(Excerpts from an interface dataset)
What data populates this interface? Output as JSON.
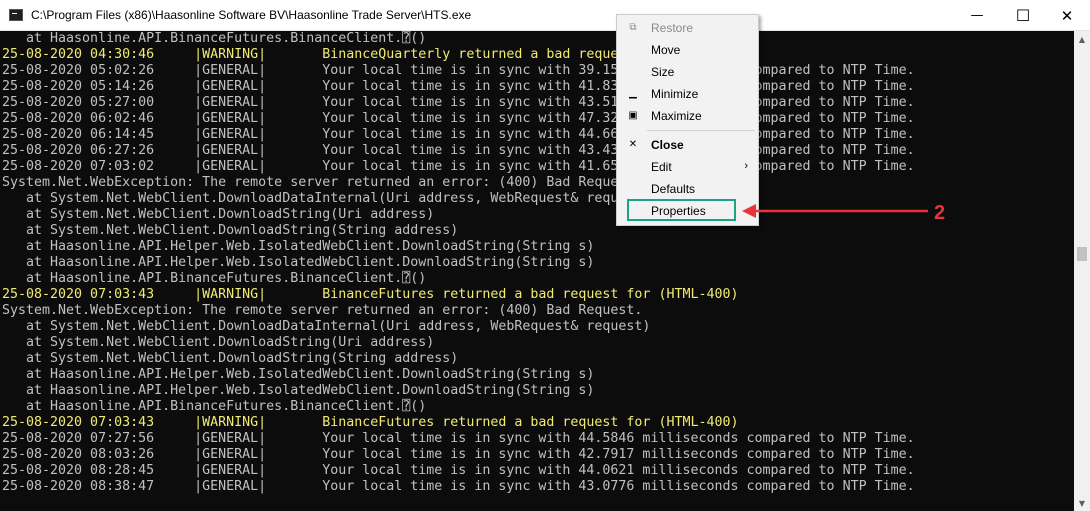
{
  "window": {
    "title": "C:\\Program Files (x86)\\Haasonline Software BV\\Haasonline Trade Server\\HTS.exe",
    "minimize_glyph": "—",
    "maximize_glyph": "☐",
    "close_glyph": "✕"
  },
  "console": {
    "lines": [
      {
        "text": "   at Haasonline.API.BinanceFutures.BinanceClient.⍰()",
        "color": "gray"
      },
      {
        "text": "25-08-2020 04:30:46     |WARNING|       BinanceQuarterly returned a bad request for (HTML-400)",
        "color": "yellow"
      },
      {
        "text": "25-08-2020 05:02:26     |GENERAL|       Your local time is in sync with 39.1535 milliseconds compared to NTP Time.",
        "color": "gray"
      },
      {
        "text": "25-08-2020 05:14:26     |GENERAL|       Your local time is in sync with 41.8312 milliseconds compared to NTP Time.",
        "color": "gray"
      },
      {
        "text": "25-08-2020 05:27:00     |GENERAL|       Your local time is in sync with 43.5101 milliseconds compared to NTP Time.",
        "color": "gray"
      },
      {
        "text": "25-08-2020 06:02:46     |GENERAL|       Your local time is in sync with 47.3268 milliseconds compared to NTP Time.",
        "color": "gray"
      },
      {
        "text": "25-08-2020 06:14:45     |GENERAL|       Your local time is in sync with 44.6690 milliseconds compared to NTP Time.",
        "color": "gray"
      },
      {
        "text": "25-08-2020 06:27:26     |GENERAL|       Your local time is in sync with 43.4388 milliseconds compared to NTP Time.",
        "color": "gray"
      },
      {
        "text": "25-08-2020 07:03:02     |GENERAL|       Your local time is in sync with 41.6532 milliseconds compared to NTP Time.",
        "color": "gray"
      },
      {
        "text": "System.Net.WebException: The remote server returned an error: (400) Bad Request.",
        "color": "gray"
      },
      {
        "text": "   at System.Net.WebClient.DownloadDataInternal(Uri address, WebRequest& request)",
        "color": "gray"
      },
      {
        "text": "   at System.Net.WebClient.DownloadString(Uri address)",
        "color": "gray"
      },
      {
        "text": "   at System.Net.WebClient.DownloadString(String address)",
        "color": "gray"
      },
      {
        "text": "   at Haasonline.API.Helper.Web.IsolatedWebClient.DownloadString(String s)",
        "color": "gray"
      },
      {
        "text": "   at Haasonline.API.Helper.Web.IsolatedWebClient.DownloadString(String s)",
        "color": "gray"
      },
      {
        "text": "   at Haasonline.API.BinanceFutures.BinanceClient.⍰()",
        "color": "gray"
      },
      {
        "text": "25-08-2020 07:03:43     |WARNING|       BinanceFutures returned a bad request for (HTML-400)",
        "color": "yellow"
      },
      {
        "text": "System.Net.WebException: The remote server returned an error: (400) Bad Request.",
        "color": "gray"
      },
      {
        "text": "   at System.Net.WebClient.DownloadDataInternal(Uri address, WebRequest& request)",
        "color": "gray"
      },
      {
        "text": "   at System.Net.WebClient.DownloadString(Uri address)",
        "color": "gray"
      },
      {
        "text": "   at System.Net.WebClient.DownloadString(String address)",
        "color": "gray"
      },
      {
        "text": "   at Haasonline.API.Helper.Web.IsolatedWebClient.DownloadString(String s)",
        "color": "gray"
      },
      {
        "text": "   at Haasonline.API.Helper.Web.IsolatedWebClient.DownloadString(String s)",
        "color": "gray"
      },
      {
        "text": "   at Haasonline.API.BinanceFutures.BinanceClient.⍰()",
        "color": "gray"
      },
      {
        "text": "25-08-2020 07:03:43     |WARNING|       BinanceFutures returned a bad request for (HTML-400)",
        "color": "yellow"
      },
      {
        "text": "25-08-2020 07:27:56     |GENERAL|       Your local time is in sync with 44.5846 milliseconds compared to NTP Time.",
        "color": "gray"
      },
      {
        "text": "25-08-2020 08:03:26     |GENERAL|       Your local time is in sync with 42.7917 milliseconds compared to NTP Time.",
        "color": "gray"
      },
      {
        "text": "25-08-2020 08:28:45     |GENERAL|       Your local time is in sync with 44.0621 milliseconds compared to NTP Time.",
        "color": "gray"
      },
      {
        "text": "25-08-2020 08:38:47     |GENERAL|       Your local time is in sync with 43.0776 milliseconds compared to NTP Time.",
        "color": "gray"
      }
    ]
  },
  "context_menu": {
    "items": [
      {
        "name": "restore",
        "label": "Restore",
        "icon": "restore-icon",
        "glyph": "⧉",
        "disabled": true
      },
      {
        "name": "move",
        "label": "Move",
        "icon": "",
        "glyph": "",
        "disabled": false
      },
      {
        "name": "size",
        "label": "Size",
        "icon": "",
        "glyph": "",
        "disabled": false
      },
      {
        "name": "minimize",
        "label": "Minimize",
        "icon": "minimize-icon",
        "glyph": "▁",
        "disabled": false
      },
      {
        "name": "maximize",
        "label": "Maximize",
        "icon": "maximize-icon",
        "glyph": "▣",
        "disabled": false
      },
      {
        "name": "close",
        "label": "Close",
        "icon": "close-icon",
        "glyph": "✕",
        "disabled": false,
        "bold": true
      },
      {
        "name": "edit",
        "label": "Edit",
        "icon": "",
        "glyph": "",
        "disabled": false,
        "submenu": true
      },
      {
        "name": "defaults",
        "label": "Defaults",
        "icon": "",
        "glyph": "",
        "disabled": false
      },
      {
        "name": "properties",
        "label": "Properties",
        "icon": "",
        "glyph": "",
        "disabled": false
      }
    ],
    "submenu_arrow": "›"
  },
  "annotation": {
    "number": "2",
    "color": "#e8333a",
    "highlight_color": "#1aa385"
  },
  "colors": {
    "console_bg": "#0c0c0c",
    "text_gray": "#c0c0c0",
    "text_yellow": "#f1ea73"
  }
}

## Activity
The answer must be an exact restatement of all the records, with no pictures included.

## Solution for this task
What data populates this interface? Output as JSON.
{
  "window": {
    "title": "C:\\Program Files (x86)\\Haasonline Software BV\\Haasonline Trade Server\\HTS.exe",
    "minimize_glyph": "—",
    "maximize_glyph": "☐",
    "close_glyph": "✕"
  },
  "console": {
    "lines": [
      {
        "text": "   at Haasonline.API.BinanceFutures.BinanceClient.⍰()",
        "color": "gray"
      },
      {
        "text": "25-08-2020 04:30:46     |WARNING|       BinanceQuarterly returned a bad request for (HTML-400)",
        "color": "yellow"
      },
      {
        "text": "25-08-2020 05:02:26     |GENERAL|       Your local time is in sync with 39.1535 milliseconds compared to NTP Time.",
        "color": "gray"
      },
      {
        "text": "25-08-2020 05:14:26     |GENERAL|       Your local time is in sync with 41.8312 milliseconds compared to NTP Time.",
        "color": "gray"
      },
      {
        "text": "25-08-2020 05:27:00     |GENERAL|       Your local time is in sync with 43.5101 milliseconds compared to NTP Time.",
        "color": "gray"
      },
      {
        "text": "25-08-2020 06:02:46     |GENERAL|       Your local time is in sync with 47.3268 milliseconds compared to NTP Time.",
        "color": "gray"
      },
      {
        "text": "25-08-2020 06:14:45     |GENERAL|       Your local time is in sync with 44.6690 milliseconds compared to NTP Time.",
        "color": "gray"
      },
      {
        "text": "25-08-2020 06:27:26     |GENERAL|       Your local time is in sync with 43.4388 milliseconds compared to NTP Time.",
        "color": "gray"
      },
      {
        "text": "25-08-2020 07:03:02     |GENERAL|       Your local time is in sync with 41.6532 milliseconds compared to NTP Time.",
        "color": "gray"
      },
      {
        "text": "System.Net.WebException: The remote server returned an error: (400) Bad Request.",
        "color": "gray"
      },
      {
        "text": "   at System.Net.WebClient.DownloadDataInternal(Uri address, WebRequest& request)",
        "color": "gray"
      },
      {
        "text": "   at System.Net.WebClient.DownloadString(Uri address)",
        "color": "gray"
      },
      {
        "text": "   at System.Net.WebClient.DownloadString(String address)",
        "color": "gray"
      },
      {
        "text": "   at Haasonline.API.Helper.Web.IsolatedWebClient.DownloadString(String s)",
        "color": "gray"
      },
      {
        "text": "   at Haasonline.API.Helper.Web.IsolatedWebClient.DownloadString(String s)",
        "color": "gray"
      },
      {
        "text": "   at Haasonline.API.BinanceFutures.BinanceClient.⍰()",
        "color": "gray"
      },
      {
        "text": "25-08-2020 07:03:43     |WARNING|       BinanceFutures returned a bad request for (HTML-400)",
        "color": "yellow"
      },
      {
        "text": "System.Net.WebException: The remote server returned an error: (400) Bad Request.",
        "color": "gray"
      },
      {
        "text": "   at System.Net.WebClient.DownloadDataInternal(Uri address, WebRequest& request)",
        "color": "gray"
      },
      {
        "text": "   at System.Net.WebClient.DownloadString(Uri address)",
        "color": "gray"
      },
      {
        "text": "   at System.Net.WebClient.DownloadString(String address)",
        "color": "gray"
      },
      {
        "text": "   at Haasonline.API.Helper.Web.IsolatedWebClient.DownloadString(String s)",
        "color": "gray"
      },
      {
        "text": "   at Haasonline.API.Helper.Web.IsolatedWebClient.DownloadString(String s)",
        "color": "gray"
      },
      {
        "text": "   at Haasonline.API.BinanceFutures.BinanceClient.⍰()",
        "color": "gray"
      },
      {
        "text": "25-08-2020 07:03:43     |WARNING|       BinanceFutures returned a bad request for (HTML-400)",
        "color": "yellow"
      },
      {
        "text": "25-08-2020 07:27:56     |GENERAL|       Your local time is in sync with 44.5846 milliseconds compared to NTP Time.",
        "color": "gray"
      },
      {
        "text": "25-08-2020 08:03:26     |GENERAL|       Your local time is in sync with 42.7917 milliseconds compared to NTP Time.",
        "color": "gray"
      },
      {
        "text": "25-08-2020 08:28:45     |GENERAL|       Your local time is in sync with 44.0621 milliseconds compared to NTP Time.",
        "color": "gray"
      },
      {
        "text": "25-08-2020 08:38:47     |GENERAL|       Your local time is in sync with 43.0776 milliseconds compared to NTP Time.",
        "color": "gray"
      }
    ]
  },
  "context_menu": {
    "items": [
      {
        "name": "restore",
        "label": "Restore",
        "icon": "restore-icon",
        "glyph": "⧉",
        "disabled": true
      },
      {
        "name": "move",
        "label": "Move",
        "icon": "",
        "glyph": "",
        "disabled": false
      },
      {
        "name": "size",
        "label": "Size",
        "icon": "",
        "glyph": "",
        "disabled": false
      },
      {
        "name": "minimize",
        "label": "Minimize",
        "icon": "minimize-icon",
        "glyph": "▁",
        "disabled": false
      },
      {
        "name": "maximize",
        "label": "Maximize",
        "icon": "maximize-icon",
        "glyph": "▣",
        "disabled": false
      },
      {
        "name": "close",
        "label": "Close",
        "icon": "close-icon",
        "glyph": "✕",
        "disabled": false,
        "bold": true
      },
      {
        "name": "edit",
        "label": "Edit",
        "icon": "",
        "glyph": "",
        "disabled": false,
        "submenu": true
      },
      {
        "name": "defaults",
        "label": "Defaults",
        "icon": "",
        "glyph": "",
        "disabled": false
      },
      {
        "name": "properties",
        "label": "Properties",
        "icon": "",
        "glyph": "",
        "disabled": false
      }
    ],
    "submenu_arrow": "›"
  },
  "annotation": {
    "number": "2",
    "color": "#e8333a",
    "highlight_color": "#1aa385"
  },
  "colors": {
    "console_bg": "#0c0c0c",
    "text_gray": "#c0c0c0",
    "text_yellow": "#f1ea73"
  }
}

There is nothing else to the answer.